18. You (or your kid) are never an exception to the rules.

You can’t cut in the carpool line because you are in hurry. You also can’t have lunch with your kid on a closed campus day. Parking across the street and telling your kid to pretend to be a walker so you don’t have to sit in the pickup line just makes you look like a huge jerk. Schools have rules for the safety of the students. When you don’t follow the rules, you’re also teaching your child that they don’t have to follow the rules.

19. Your kid will behave differently around 22 other kids.

I could’ve retired within a year if I had $20 for every time a parent said, “My kid would never do that!” Elementary-age kids are notorious for making bad decisions. These bad decisions are what help them learn right from wrong and how to make not such bad decisions as teenagers and adults. No, your kid probably wouldn’t draw balls and wieners on your bathroom wall at home, but when being egged on by a few giggling boys at school, your child might decide in the moment that this is a great idea.

20. We appreciate involved parents.

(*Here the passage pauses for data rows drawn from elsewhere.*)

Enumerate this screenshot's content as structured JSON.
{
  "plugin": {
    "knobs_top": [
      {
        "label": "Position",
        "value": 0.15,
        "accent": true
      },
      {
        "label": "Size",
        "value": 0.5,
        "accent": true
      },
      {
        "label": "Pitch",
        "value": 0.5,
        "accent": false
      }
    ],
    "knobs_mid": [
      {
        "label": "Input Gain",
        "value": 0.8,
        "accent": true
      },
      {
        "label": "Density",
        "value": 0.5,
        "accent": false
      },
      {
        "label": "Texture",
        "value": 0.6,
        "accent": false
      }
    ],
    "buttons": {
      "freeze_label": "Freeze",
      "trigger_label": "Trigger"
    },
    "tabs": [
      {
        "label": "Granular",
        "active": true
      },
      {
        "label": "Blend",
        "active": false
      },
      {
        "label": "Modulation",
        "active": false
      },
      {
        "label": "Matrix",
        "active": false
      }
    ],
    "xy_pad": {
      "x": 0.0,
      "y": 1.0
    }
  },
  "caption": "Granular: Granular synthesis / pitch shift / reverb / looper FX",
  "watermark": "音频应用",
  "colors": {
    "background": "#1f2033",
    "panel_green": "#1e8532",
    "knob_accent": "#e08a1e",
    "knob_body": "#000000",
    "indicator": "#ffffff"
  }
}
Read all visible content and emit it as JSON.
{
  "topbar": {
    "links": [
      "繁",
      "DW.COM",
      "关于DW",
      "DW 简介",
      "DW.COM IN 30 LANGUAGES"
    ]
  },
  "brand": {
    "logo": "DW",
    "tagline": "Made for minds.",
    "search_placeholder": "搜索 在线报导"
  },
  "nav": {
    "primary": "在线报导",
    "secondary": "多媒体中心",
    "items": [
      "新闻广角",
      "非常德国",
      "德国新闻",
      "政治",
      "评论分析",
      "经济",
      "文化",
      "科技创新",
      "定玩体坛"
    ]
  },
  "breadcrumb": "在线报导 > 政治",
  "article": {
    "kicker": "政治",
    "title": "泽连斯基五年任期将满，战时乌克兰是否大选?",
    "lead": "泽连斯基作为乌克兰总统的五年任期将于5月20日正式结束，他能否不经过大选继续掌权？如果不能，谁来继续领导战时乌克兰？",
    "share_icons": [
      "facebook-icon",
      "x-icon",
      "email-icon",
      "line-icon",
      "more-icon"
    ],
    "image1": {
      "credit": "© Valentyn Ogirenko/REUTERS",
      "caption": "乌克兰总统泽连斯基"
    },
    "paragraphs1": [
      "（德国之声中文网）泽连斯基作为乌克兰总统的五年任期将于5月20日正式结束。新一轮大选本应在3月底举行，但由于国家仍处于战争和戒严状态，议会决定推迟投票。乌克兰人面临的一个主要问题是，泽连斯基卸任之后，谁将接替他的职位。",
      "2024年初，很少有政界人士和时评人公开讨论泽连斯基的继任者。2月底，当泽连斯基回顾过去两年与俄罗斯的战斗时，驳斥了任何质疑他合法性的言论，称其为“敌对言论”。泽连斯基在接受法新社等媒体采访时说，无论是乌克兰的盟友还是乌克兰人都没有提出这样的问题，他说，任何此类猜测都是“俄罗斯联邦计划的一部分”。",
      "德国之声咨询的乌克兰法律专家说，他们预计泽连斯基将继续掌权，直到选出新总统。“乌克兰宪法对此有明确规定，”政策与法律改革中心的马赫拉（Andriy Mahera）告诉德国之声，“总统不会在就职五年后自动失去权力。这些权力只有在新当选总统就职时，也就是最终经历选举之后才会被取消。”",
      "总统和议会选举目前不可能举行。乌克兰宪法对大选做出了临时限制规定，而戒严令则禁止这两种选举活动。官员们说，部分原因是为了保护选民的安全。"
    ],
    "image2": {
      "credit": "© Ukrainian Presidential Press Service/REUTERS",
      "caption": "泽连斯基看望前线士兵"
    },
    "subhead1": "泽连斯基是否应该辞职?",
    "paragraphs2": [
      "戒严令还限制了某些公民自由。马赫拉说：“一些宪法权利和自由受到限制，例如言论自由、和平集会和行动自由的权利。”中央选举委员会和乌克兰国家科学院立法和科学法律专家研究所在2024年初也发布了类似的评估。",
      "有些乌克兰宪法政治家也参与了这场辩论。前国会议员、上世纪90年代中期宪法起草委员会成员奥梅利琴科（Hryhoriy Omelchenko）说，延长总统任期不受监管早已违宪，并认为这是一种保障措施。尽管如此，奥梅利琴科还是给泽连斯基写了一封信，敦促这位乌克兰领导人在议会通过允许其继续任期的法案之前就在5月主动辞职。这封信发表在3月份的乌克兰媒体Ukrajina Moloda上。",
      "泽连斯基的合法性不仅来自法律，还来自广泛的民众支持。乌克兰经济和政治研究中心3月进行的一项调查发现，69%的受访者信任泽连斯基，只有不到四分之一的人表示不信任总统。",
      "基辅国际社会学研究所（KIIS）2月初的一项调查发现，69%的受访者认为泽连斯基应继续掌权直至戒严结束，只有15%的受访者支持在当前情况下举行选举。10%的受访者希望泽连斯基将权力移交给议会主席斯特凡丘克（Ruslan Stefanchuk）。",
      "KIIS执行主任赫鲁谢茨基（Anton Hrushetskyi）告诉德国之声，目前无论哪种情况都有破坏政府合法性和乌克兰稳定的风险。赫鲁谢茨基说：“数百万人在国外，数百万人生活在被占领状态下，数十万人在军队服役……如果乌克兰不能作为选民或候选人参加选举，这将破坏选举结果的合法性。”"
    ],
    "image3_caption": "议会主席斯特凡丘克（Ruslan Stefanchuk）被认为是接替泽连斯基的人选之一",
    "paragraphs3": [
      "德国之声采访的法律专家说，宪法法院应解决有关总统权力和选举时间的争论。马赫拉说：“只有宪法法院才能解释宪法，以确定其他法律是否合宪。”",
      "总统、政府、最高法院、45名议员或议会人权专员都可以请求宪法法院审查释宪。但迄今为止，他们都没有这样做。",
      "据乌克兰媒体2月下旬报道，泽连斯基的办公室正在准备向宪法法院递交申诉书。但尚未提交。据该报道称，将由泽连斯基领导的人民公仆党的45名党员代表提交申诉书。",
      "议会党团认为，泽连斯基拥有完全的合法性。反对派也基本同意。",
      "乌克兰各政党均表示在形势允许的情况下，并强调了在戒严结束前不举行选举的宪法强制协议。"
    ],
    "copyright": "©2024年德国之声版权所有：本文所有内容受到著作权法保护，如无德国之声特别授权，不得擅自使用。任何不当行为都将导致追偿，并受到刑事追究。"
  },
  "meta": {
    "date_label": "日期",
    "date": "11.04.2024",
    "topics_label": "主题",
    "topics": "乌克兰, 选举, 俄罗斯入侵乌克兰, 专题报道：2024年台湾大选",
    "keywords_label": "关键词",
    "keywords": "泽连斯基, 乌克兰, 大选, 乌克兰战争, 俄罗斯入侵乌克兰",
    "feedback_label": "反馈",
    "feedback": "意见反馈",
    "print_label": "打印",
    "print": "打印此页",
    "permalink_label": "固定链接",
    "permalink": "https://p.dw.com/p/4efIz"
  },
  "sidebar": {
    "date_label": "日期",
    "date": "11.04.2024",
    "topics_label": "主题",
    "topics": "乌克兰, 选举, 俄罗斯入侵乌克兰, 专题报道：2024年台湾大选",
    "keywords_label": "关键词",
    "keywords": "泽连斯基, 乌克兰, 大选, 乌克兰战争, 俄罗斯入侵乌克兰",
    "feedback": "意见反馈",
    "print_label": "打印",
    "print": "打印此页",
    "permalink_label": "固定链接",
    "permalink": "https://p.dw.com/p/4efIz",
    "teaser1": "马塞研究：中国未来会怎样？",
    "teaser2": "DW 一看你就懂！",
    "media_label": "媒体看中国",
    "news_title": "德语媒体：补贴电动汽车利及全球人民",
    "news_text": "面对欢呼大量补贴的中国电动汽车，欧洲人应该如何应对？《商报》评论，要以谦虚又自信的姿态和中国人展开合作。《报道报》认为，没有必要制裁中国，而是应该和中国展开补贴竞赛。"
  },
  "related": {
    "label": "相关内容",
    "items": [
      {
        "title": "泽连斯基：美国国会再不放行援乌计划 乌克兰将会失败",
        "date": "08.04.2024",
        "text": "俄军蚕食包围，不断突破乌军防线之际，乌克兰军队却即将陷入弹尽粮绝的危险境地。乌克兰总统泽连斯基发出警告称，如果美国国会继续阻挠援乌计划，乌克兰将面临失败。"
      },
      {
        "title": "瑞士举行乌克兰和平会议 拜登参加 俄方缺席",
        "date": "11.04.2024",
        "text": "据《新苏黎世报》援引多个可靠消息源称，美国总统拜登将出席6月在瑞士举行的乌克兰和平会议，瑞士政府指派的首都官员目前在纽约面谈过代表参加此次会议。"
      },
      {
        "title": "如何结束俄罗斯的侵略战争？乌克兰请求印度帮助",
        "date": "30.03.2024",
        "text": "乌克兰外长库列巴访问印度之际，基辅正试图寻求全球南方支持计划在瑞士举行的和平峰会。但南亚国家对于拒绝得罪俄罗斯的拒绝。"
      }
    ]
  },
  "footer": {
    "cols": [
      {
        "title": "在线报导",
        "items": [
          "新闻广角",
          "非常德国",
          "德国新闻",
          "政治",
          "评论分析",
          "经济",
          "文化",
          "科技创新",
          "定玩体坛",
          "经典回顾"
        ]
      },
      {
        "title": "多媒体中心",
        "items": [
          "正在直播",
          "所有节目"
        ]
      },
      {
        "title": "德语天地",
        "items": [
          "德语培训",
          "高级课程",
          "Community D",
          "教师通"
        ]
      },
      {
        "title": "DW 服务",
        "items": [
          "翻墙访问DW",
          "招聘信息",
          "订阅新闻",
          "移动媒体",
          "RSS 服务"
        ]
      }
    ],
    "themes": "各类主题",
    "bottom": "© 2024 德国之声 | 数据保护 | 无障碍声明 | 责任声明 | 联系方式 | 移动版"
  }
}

Kids love sharing their daily school lives with their parents. Come have lunch with them and let them introduce you to all their friends as you force down a delicious cafeteria lunch and listen to the excited babble of 300-ish kids. Volunteer for a school event so they can show you off to their friends and teachers. Come to open house and “Meet the Teacher” night. Students whose parents are even a little bit involved have a much better chance at being successful in school because they see that we are on the same team with them and for them.

I’ve been blessed to have built some amazing relationships with some amazing kids and even more amazing parents through the years. Teaching is an exhausting and often thankless job, but oh-so rewarding. I like to think that parents are developing a little more appreciation for what we do now that it’s becoming clearer what we stand to lose with appointment of Betsy DeVos to education secretary.